→ WHAT THE TASK ASKS
From the first line to the last, write out the records exactly, leaving out images.

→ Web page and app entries
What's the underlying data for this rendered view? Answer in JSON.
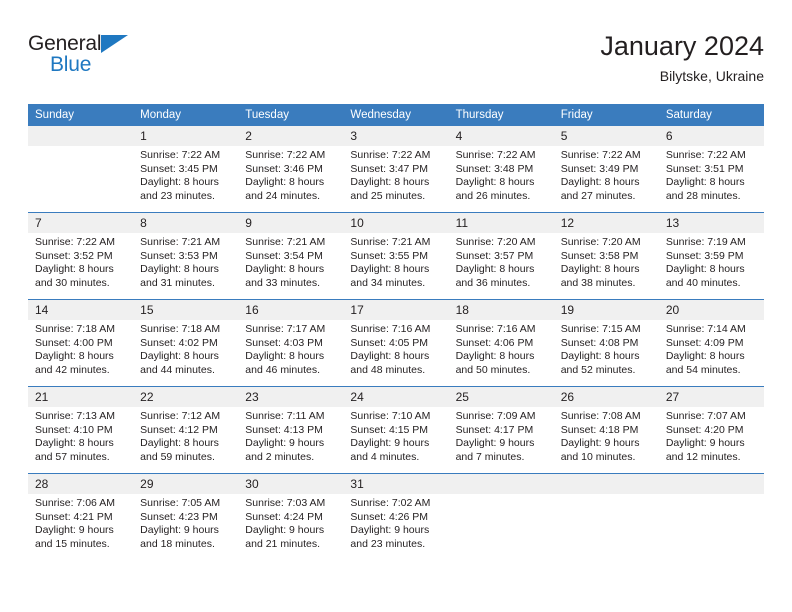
{
  "brand": {
    "name_part1": "General",
    "name_part2": "Blue",
    "accent_color": "#1f78c1"
  },
  "header": {
    "title": "January 2024",
    "subtitle": "Bilytske, Ukraine"
  },
  "theme": {
    "header_row_bg": "#3a7cbe",
    "daynum_bg": "#f0f0f0",
    "text_color": "#231f20"
  },
  "weekday_headers": [
    "Sunday",
    "Monday",
    "Tuesday",
    "Wednesday",
    "Thursday",
    "Friday",
    "Saturday"
  ],
  "weeks": [
    [
      {
        "day": "",
        "lines": []
      },
      {
        "day": "1",
        "lines": [
          "Sunrise: 7:22 AM",
          "Sunset: 3:45 PM",
          "Daylight: 8 hours",
          "and 23 minutes."
        ]
      },
      {
        "day": "2",
        "lines": [
          "Sunrise: 7:22 AM",
          "Sunset: 3:46 PM",
          "Daylight: 8 hours",
          "and 24 minutes."
        ]
      },
      {
        "day": "3",
        "lines": [
          "Sunrise: 7:22 AM",
          "Sunset: 3:47 PM",
          "Daylight: 8 hours",
          "and 25 minutes."
        ]
      },
      {
        "day": "4",
        "lines": [
          "Sunrise: 7:22 AM",
          "Sunset: 3:48 PM",
          "Daylight: 8 hours",
          "and 26 minutes."
        ]
      },
      {
        "day": "5",
        "lines": [
          "Sunrise: 7:22 AM",
          "Sunset: 3:49 PM",
          "Daylight: 8 hours",
          "and 27 minutes."
        ]
      },
      {
        "day": "6",
        "lines": [
          "Sunrise: 7:22 AM",
          "Sunset: 3:51 PM",
          "Daylight: 8 hours",
          "and 28 minutes."
        ]
      }
    ],
    [
      {
        "day": "7",
        "lines": [
          "Sunrise: 7:22 AM",
          "Sunset: 3:52 PM",
          "Daylight: 8 hours",
          "and 30 minutes."
        ]
      },
      {
        "day": "8",
        "lines": [
          "Sunrise: 7:21 AM",
          "Sunset: 3:53 PM",
          "Daylight: 8 hours",
          "and 31 minutes."
        ]
      },
      {
        "day": "9",
        "lines": [
          "Sunrise: 7:21 AM",
          "Sunset: 3:54 PM",
          "Daylight: 8 hours",
          "and 33 minutes."
        ]
      },
      {
        "day": "10",
        "lines": [
          "Sunrise: 7:21 AM",
          "Sunset: 3:55 PM",
          "Daylight: 8 hours",
          "and 34 minutes."
        ]
      },
      {
        "day": "11",
        "lines": [
          "Sunrise: 7:20 AM",
          "Sunset: 3:57 PM",
          "Daylight: 8 hours",
          "and 36 minutes."
        ]
      },
      {
        "day": "12",
        "lines": [
          "Sunrise: 7:20 AM",
          "Sunset: 3:58 PM",
          "Daylight: 8 hours",
          "and 38 minutes."
        ]
      },
      {
        "day": "13",
        "lines": [
          "Sunrise: 7:19 AM",
          "Sunset: 3:59 PM",
          "Daylight: 8 hours",
          "and 40 minutes."
        ]
      }
    ],
    [
      {
        "day": "14",
        "lines": [
          "Sunrise: 7:18 AM",
          "Sunset: 4:00 PM",
          "Daylight: 8 hours",
          "and 42 minutes."
        ]
      },
      {
        "day": "15",
        "lines": [
          "Sunrise: 7:18 AM",
          "Sunset: 4:02 PM",
          "Daylight: 8 hours",
          "and 44 minutes."
        ]
      },
      {
        "day": "16",
        "lines": [
          "Sunrise: 7:17 AM",
          "Sunset: 4:03 PM",
          "Daylight: 8 hours",
          "and 46 minutes."
        ]
      },
      {
        "day": "17",
        "lines": [
          "Sunrise: 7:16 AM",
          "Sunset: 4:05 PM",
          "Daylight: 8 hours",
          "and 48 minutes."
        ]
      },
      {
        "day": "18",
        "lines": [
          "Sunrise: 7:16 AM",
          "Sunset: 4:06 PM",
          "Daylight: 8 hours",
          "and 50 minutes."
        ]
      },
      {
        "day": "19",
        "lines": [
          "Sunrise: 7:15 AM",
          "Sunset: 4:08 PM",
          "Daylight: 8 hours",
          "and 52 minutes."
        ]
      },
      {
        "day": "20",
        "lines": [
          "Sunrise: 7:14 AM",
          "Sunset: 4:09 PM",
          "Daylight: 8 hours",
          "and 54 minutes."
        ]
      }
    ],
    [
      {
        "day": "21",
        "lines": [
          "Sunrise: 7:13 AM",
          "Sunset: 4:10 PM",
          "Daylight: 8 hours",
          "and 57 minutes."
        ]
      },
      {
        "day": "22",
        "lines": [
          "Sunrise: 7:12 AM",
          "Sunset: 4:12 PM",
          "Daylight: 8 hours",
          "and 59 minutes."
        ]
      },
      {
        "day": "23",
        "lines": [
          "Sunrise: 7:11 AM",
          "Sunset: 4:13 PM",
          "Daylight: 9 hours",
          "and 2 minutes."
        ]
      },
      {
        "day": "24",
        "lines": [
          "Sunrise: 7:10 AM",
          "Sunset: 4:15 PM",
          "Daylight: 9 hours",
          "and 4 minutes."
        ]
      },
      {
        "day": "25",
        "lines": [
          "Sunrise: 7:09 AM",
          "Sunset: 4:17 PM",
          "Daylight: 9 hours",
          "and 7 minutes."
        ]
      },
      {
        "day": "26",
        "lines": [
          "Sunrise: 7:08 AM",
          "Sunset: 4:18 PM",
          "Daylight: 9 hours",
          "and 10 minutes."
        ]
      },
      {
        "day": "27",
        "lines": [
          "Sunrise: 7:07 AM",
          "Sunset: 4:20 PM",
          "Daylight: 9 hours",
          "and 12 minutes."
        ]
      }
    ],
    [
      {
        "day": "28",
        "lines": [
          "Sunrise: 7:06 AM",
          "Sunset: 4:21 PM",
          "Daylight: 9 hours",
          "and 15 minutes."
        ]
      },
      {
        "day": "29",
        "lines": [
          "Sunrise: 7:05 AM",
          "Sunset: 4:23 PM",
          "Daylight: 9 hours",
          "and 18 minutes."
        ]
      },
      {
        "day": "30",
        "lines": [
          "Sunrise: 7:03 AM",
          "Sunset: 4:24 PM",
          "Daylight: 9 hours",
          "and 21 minutes."
        ]
      },
      {
        "day": "31",
        "lines": [
          "Sunrise: 7:02 AM",
          "Sunset: 4:26 PM",
          "Daylight: 9 hours",
          "and 23 minutes."
        ]
      },
      {
        "day": "",
        "lines": []
      },
      {
        "day": "",
        "lines": []
      },
      {
        "day": "",
        "lines": []
      }
    ]
  ]
}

→ RESPONSE TO THE EXERCISE
What's the underlying data for this rendered view? Answer in JSON.
{
  "brand": {
    "name_part1": "General",
    "name_part2": "Blue",
    "accent_color": "#1f78c1"
  },
  "header": {
    "title": "January 2024",
    "subtitle": "Bilytske, Ukraine"
  },
  "theme": {
    "header_row_bg": "#3a7cbe",
    "daynum_bg": "#f0f0f0",
    "text_color": "#231f20"
  },
  "weekday_headers": [
    "Sunday",
    "Monday",
    "Tuesday",
    "Wednesday",
    "Thursday",
    "Friday",
    "Saturday"
  ],
  "weeks": [
    [
      {
        "day": "",
        "lines": []
      },
      {
        "day": "1",
        "lines": [
          "Sunrise: 7:22 AM",
          "Sunset: 3:45 PM",
          "Daylight: 8 hours",
          "and 23 minutes."
        ]
      },
      {
        "day": "2",
        "lines": [
          "Sunrise: 7:22 AM",
          "Sunset: 3:46 PM",
          "Daylight: 8 hours",
          "and 24 minutes."
        ]
      },
      {
        "day": "3",
        "lines": [
          "Sunrise: 7:22 AM",
          "Sunset: 3:47 PM",
          "Daylight: 8 hours",
          "and 25 minutes."
        ]
      },
      {
        "day": "4",
        "lines": [
          "Sunrise: 7:22 AM",
          "Sunset: 3:48 PM",
          "Daylight: 8 hours",
          "and 26 minutes."
        ]
      },
      {
        "day": "5",
        "lines": [
          "Sunrise: 7:22 AM",
          "Sunset: 3:49 PM",
          "Daylight: 8 hours",
          "and 27 minutes."
        ]
      },
      {
        "day": "6",
        "lines": [
          "Sunrise: 7:22 AM",
          "Sunset: 3:51 PM",
          "Daylight: 8 hours",
          "and 28 minutes."
        ]
      }
    ],
    [
      {
        "day": "7",
        "lines": [
          "Sunrise: 7:22 AM",
          "Sunset: 3:52 PM",
          "Daylight: 8 hours",
          "and 30 minutes."
        ]
      },
      {
        "day": "8",
        "lines": [
          "Sunrise: 7:21 AM",
          "Sunset: 3:53 PM",
          "Daylight: 8 hours",
          "and 31 minutes."
        ]
      },
      {
        "day": "9",
        "lines": [
          "Sunrise: 7:21 AM",
          "Sunset: 3:54 PM",
          "Daylight: 8 hours",
          "and 33 minutes."
        ]
      },
      {
        "day": "10",
        "lines": [
          "Sunrise: 7:21 AM",
          "Sunset: 3:55 PM",
          "Daylight: 8 hours",
          "and 34 minutes."
        ]
      },
      {
        "day": "11",
        "lines": [
          "Sunrise: 7:20 AM",
          "Sunset: 3:57 PM",
          "Daylight: 8 hours",
          "and 36 minutes."
        ]
      },
      {
        "day": "12",
        "lines": [
          "Sunrise: 7:20 AM",
          "Sunset: 3:58 PM",
          "Daylight: 8 hours",
          "and 38 minutes."
        ]
      },
      {
        "day": "13",
        "lines": [
          "Sunrise: 7:19 AM",
          "Sunset: 3:59 PM",
          "Daylight: 8 hours",
          "and 40 minutes."
        ]
      }
    ],
    [
      {
        "day": "14",
        "lines": [
          "Sunrise: 7:18 AM",
          "Sunset: 4:00 PM",
          "Daylight: 8 hours",
          "and 42 minutes."
        ]
      },
      {
        "day": "15",
        "lines": [
          "Sunrise: 7:18 AM",
          "Sunset: 4:02 PM",
          "Daylight: 8 hours",
          "and 44 minutes."
        ]
      },
      {
        "day": "16",
        "lines": [
          "Sunrise: 7:17 AM",
          "Sunset: 4:03 PM",
          "Daylight: 8 hours",
          "and 46 minutes."
        ]
      },
      {
        "day": "17",
        "lines": [
          "Sunrise: 7:16 AM",
          "Sunset: 4:05 PM",
          "Daylight: 8 hours",
          "and 48 minutes."
        ]
      },
      {
        "day": "18",
        "lines": [
          "Sunrise: 7:16 AM",
          "Sunset: 4:06 PM",
          "Daylight: 8 hours",
          "and 50 minutes."
        ]
      },
      {
        "day": "19",
        "lines": [
          "Sunrise: 7:15 AM",
          "Sunset: 4:08 PM",
          "Daylight: 8 hours",
          "and 52 minutes."
        ]
      },
      {
        "day": "20",
        "lines": [
          "Sunrise: 7:14 AM",
          "Sunset: 4:09 PM",
          "Daylight: 8 hours",
          "and 54 minutes."
        ]
      }
    ],
    [
      {
        "day": "21",
        "lines": [
          "Sunrise: 7:13 AM",
          "Sunset: 4:10 PM",
          "Daylight: 8 hours",
          "and 57 minutes."
        ]
      },
      {
        "day": "22",
        "lines": [
          "Sunrise: 7:12 AM",
          "Sunset: 4:12 PM",
          "Daylight: 8 hours",
          "and 59 minutes."
        ]
      },
      {
        "day": "23",
        "lines": [
          "Sunrise: 7:11 AM",
          "Sunset: 4:13 PM",
          "Daylight: 9 hours",
          "and 2 minutes."
        ]
      },
      {
        "day": "24",
        "lines": [
          "Sunrise: 7:10 AM",
          "Sunset: 4:15 PM",
          "Daylight: 9 hours",
          "and 4 minutes."
        ]
      },
      {
        "day": "25",
        "lines": [
          "Sunrise: 7:09 AM",
          "Sunset: 4:17 PM",
          "Daylight: 9 hours",
          "and 7 minutes."
        ]
      },
      {
        "day": "26",
        "lines": [
          "Sunrise: 7:08 AM",
          "Sunset: 4:18 PM",
          "Daylight: 9 hours",
          "and 10 minutes."
        ]
      },
      {
        "day": "27",
        "lines": [
          "Sunrise: 7:07 AM",
          "Sunset: 4:20 PM",
          "Daylight: 9 hours",
          "and 12 minutes."
        ]
      }
    ],
    [
      {
        "day": "28",
        "lines": [
          "Sunrise: 7:06 AM",
          "Sunset: 4:21 PM",
          "Daylight: 9 hours",
          "and 15 minutes."
        ]
      },
      {
        "day": "29",
        "lines": [
          "Sunrise: 7:05 AM",
          "Sunset: 4:23 PM",
          "Daylight: 9 hours",
          "and 18 minutes."
        ]
      },
      {
        "day": "30",
        "lines": [
          "Sunrise: 7:03 AM",
          "Sunset: 4:24 PM",
          "Daylight: 9 hours",
          "and 21 minutes."
        ]
      },
      {
        "day": "31",
        "lines": [
          "Sunrise: 7:02 AM",
          "Sunset: 4:26 PM",
          "Daylight: 9 hours",
          "and 23 minutes."
        ]
      },
      {
        "day": "",
        "lines": []
      },
      {
        "day": "",
        "lines": []
      },
      {
        "day": "",
        "lines": []
      }
    ]
  ]
}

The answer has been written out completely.